(Provided records begins)

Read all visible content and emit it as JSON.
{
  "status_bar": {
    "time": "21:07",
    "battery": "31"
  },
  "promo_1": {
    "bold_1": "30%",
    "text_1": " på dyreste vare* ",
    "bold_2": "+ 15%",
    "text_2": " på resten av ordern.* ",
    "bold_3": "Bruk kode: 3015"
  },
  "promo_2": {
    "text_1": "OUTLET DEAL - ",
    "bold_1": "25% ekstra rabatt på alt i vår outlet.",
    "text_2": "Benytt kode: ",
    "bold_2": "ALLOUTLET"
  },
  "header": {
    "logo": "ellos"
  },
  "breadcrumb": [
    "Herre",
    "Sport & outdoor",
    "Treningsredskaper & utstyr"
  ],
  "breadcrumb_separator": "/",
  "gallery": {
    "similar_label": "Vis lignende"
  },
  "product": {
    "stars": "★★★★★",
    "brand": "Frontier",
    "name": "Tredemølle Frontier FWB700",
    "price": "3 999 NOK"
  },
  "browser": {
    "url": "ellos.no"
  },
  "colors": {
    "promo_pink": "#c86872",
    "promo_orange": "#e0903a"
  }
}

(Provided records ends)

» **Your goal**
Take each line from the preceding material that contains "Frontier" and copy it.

» **Answer for this exercise**
    "brand": "Frontier",
    "name": "Tredemølle Frontier FWB700",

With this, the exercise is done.